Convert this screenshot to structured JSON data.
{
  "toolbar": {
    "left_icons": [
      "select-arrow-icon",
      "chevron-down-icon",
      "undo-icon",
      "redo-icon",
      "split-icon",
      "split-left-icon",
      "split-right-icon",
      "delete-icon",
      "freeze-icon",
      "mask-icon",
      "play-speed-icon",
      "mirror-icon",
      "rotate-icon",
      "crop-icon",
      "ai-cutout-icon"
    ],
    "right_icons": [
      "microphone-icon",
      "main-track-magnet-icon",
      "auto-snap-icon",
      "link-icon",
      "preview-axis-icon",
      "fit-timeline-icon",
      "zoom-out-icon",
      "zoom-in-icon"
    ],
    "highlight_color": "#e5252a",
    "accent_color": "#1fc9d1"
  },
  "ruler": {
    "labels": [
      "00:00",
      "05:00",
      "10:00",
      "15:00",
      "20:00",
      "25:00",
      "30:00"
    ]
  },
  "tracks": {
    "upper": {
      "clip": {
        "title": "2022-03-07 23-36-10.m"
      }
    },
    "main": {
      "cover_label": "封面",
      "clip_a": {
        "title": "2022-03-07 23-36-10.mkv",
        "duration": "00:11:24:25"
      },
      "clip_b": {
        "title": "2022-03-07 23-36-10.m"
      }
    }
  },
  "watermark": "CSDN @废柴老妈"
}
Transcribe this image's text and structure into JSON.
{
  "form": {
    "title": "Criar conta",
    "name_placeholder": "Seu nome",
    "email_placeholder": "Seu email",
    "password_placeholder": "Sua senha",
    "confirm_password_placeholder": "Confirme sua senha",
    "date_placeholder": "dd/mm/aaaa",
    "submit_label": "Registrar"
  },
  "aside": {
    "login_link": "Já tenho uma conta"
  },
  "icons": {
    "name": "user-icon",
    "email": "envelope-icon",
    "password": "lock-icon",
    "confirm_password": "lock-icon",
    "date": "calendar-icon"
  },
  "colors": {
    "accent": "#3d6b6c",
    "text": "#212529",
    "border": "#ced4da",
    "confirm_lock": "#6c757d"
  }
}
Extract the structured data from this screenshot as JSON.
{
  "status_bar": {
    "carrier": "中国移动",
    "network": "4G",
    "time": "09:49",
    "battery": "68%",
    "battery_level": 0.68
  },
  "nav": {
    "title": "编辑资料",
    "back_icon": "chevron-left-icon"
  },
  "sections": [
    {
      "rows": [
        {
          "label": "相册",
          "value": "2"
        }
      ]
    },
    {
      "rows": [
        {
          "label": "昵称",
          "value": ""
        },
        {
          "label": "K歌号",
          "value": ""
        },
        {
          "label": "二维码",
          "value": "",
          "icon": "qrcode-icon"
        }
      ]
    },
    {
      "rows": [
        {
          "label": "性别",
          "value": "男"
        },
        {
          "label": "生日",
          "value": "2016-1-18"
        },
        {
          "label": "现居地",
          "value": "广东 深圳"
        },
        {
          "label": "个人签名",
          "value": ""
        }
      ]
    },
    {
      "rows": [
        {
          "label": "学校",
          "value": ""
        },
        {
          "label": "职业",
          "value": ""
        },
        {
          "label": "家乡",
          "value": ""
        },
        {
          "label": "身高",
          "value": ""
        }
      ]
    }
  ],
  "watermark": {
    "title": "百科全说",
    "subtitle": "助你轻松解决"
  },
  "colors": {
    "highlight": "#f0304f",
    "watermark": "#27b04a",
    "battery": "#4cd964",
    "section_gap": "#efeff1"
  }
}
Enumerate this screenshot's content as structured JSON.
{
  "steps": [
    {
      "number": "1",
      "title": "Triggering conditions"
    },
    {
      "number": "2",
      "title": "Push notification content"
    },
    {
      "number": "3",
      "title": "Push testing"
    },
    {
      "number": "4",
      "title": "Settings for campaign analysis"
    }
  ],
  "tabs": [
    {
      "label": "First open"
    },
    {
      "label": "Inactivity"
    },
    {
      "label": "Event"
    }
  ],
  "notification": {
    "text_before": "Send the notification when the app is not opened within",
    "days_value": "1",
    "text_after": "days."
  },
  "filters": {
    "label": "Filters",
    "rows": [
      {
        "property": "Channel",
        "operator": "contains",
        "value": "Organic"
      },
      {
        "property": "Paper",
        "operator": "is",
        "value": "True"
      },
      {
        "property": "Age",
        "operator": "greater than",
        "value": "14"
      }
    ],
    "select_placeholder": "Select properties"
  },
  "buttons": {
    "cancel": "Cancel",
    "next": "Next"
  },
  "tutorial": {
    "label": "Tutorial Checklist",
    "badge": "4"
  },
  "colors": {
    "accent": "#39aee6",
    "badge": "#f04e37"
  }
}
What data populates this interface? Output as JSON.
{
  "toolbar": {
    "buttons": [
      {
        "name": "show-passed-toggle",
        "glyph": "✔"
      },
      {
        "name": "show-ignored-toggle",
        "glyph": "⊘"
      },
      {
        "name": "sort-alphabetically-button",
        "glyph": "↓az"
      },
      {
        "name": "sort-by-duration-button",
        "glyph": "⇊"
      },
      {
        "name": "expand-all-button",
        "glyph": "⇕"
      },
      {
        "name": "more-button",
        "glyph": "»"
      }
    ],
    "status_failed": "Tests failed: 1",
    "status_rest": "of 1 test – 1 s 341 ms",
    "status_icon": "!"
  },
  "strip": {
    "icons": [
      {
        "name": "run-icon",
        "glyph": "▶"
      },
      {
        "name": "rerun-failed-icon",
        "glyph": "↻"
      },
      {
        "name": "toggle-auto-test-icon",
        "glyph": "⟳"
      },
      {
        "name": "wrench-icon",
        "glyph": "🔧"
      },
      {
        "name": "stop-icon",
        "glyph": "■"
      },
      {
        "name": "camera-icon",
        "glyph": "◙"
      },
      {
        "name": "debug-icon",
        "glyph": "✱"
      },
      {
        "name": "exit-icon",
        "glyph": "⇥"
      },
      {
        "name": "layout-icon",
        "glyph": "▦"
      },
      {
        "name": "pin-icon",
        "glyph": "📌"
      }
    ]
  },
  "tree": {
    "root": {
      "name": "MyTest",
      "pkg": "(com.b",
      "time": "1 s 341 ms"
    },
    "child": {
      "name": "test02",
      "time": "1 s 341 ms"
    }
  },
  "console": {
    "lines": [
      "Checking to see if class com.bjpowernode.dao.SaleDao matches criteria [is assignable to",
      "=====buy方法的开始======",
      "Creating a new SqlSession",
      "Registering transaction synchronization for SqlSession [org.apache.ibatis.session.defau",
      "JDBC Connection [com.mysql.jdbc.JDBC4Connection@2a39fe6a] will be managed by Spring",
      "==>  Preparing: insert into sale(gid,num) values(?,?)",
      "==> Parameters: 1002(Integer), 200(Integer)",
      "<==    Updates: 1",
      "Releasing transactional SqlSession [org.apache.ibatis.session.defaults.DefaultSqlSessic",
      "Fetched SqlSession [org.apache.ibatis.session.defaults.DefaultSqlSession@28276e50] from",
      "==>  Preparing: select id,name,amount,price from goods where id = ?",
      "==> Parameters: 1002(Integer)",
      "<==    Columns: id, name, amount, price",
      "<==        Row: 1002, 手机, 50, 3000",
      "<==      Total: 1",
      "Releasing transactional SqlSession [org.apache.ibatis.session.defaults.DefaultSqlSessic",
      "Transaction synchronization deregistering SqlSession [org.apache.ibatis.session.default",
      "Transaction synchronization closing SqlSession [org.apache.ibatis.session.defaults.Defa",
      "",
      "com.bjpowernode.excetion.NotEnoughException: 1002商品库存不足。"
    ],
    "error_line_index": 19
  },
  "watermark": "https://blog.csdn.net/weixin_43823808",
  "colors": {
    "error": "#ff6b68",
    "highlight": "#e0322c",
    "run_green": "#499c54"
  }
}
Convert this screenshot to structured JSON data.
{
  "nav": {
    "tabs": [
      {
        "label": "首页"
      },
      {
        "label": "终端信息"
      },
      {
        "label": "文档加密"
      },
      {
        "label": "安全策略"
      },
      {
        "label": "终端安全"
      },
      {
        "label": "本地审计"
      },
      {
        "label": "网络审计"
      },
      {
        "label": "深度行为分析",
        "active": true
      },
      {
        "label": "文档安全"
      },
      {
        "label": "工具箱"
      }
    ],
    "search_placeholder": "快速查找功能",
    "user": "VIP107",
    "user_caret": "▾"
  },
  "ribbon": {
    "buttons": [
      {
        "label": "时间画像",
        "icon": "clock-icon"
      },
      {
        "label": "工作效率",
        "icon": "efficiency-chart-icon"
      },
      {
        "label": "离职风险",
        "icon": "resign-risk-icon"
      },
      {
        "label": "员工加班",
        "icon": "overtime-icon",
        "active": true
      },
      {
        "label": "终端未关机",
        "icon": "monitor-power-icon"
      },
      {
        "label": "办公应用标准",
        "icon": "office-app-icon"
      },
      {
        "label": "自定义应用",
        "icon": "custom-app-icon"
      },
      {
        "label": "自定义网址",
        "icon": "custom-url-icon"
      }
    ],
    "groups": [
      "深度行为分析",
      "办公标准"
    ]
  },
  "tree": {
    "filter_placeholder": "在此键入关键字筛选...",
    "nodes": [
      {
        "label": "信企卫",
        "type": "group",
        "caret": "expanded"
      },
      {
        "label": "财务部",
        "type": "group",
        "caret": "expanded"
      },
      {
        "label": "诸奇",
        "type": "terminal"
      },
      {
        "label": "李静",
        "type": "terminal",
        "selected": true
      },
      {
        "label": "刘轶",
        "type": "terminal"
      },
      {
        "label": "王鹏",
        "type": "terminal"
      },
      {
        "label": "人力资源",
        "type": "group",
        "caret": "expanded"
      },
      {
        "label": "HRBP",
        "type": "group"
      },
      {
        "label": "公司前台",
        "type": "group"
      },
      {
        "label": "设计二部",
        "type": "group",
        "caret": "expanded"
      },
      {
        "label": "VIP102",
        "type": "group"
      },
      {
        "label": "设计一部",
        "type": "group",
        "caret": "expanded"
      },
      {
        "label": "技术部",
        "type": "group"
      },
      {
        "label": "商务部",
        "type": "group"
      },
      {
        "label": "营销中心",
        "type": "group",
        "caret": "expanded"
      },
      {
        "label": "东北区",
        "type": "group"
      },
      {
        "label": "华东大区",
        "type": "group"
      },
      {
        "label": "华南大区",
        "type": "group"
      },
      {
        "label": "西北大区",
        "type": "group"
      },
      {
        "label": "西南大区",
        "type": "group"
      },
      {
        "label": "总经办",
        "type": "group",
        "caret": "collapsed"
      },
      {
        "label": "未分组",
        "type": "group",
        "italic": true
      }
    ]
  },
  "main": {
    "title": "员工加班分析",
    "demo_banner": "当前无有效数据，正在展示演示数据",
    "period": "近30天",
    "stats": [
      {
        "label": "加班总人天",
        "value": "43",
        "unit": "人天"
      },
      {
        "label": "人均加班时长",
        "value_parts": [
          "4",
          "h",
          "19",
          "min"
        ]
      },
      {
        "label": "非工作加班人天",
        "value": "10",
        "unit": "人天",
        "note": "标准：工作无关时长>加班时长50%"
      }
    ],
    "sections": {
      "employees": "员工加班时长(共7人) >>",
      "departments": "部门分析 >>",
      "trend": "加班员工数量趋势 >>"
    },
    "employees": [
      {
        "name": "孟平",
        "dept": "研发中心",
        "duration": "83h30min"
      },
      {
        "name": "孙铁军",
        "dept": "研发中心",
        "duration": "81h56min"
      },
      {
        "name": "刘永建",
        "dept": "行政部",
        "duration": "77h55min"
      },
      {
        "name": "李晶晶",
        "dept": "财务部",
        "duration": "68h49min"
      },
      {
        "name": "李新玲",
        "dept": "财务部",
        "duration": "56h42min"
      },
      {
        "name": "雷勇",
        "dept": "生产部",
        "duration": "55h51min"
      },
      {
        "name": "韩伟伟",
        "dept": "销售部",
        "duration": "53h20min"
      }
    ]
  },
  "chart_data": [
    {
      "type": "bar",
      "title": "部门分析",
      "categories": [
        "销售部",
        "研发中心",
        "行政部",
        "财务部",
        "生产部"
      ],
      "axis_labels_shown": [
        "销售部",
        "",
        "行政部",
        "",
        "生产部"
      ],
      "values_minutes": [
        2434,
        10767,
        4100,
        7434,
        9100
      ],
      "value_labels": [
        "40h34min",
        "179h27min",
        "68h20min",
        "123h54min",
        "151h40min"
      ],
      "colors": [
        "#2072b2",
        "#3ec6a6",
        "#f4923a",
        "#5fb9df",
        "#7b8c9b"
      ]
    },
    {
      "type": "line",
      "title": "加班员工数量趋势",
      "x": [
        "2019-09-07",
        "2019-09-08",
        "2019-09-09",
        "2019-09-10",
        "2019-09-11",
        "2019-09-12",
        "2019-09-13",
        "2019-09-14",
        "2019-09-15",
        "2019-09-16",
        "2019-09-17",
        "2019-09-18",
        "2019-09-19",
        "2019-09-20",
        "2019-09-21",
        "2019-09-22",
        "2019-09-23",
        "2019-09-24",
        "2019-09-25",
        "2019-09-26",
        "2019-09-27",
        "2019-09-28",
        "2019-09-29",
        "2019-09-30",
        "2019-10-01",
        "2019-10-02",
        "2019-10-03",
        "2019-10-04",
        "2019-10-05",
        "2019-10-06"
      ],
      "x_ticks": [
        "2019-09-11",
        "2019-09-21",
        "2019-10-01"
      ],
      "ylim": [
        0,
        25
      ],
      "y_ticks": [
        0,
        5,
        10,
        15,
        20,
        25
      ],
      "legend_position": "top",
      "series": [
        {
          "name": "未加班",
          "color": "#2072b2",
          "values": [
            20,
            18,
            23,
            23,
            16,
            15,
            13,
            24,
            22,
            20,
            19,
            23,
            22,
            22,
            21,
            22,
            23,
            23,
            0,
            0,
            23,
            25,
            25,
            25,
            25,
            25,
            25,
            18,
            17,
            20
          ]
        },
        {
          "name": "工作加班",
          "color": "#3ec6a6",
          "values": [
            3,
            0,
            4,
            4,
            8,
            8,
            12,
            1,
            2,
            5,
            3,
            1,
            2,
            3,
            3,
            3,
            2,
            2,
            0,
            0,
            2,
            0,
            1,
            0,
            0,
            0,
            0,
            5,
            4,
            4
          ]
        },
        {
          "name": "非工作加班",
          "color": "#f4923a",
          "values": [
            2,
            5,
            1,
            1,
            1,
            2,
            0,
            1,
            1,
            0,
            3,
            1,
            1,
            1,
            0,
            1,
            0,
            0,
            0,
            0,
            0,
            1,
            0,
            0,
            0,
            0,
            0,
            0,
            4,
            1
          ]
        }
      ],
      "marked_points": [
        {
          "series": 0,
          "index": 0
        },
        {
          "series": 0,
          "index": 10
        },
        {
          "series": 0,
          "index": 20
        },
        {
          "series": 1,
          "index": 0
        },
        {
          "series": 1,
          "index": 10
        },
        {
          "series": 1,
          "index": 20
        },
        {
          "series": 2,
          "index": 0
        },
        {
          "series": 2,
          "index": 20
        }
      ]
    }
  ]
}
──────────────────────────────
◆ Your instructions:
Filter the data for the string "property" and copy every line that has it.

◆ Written reply:
        "property": "Channel",
        "property": "Paper",
        "property": "Age",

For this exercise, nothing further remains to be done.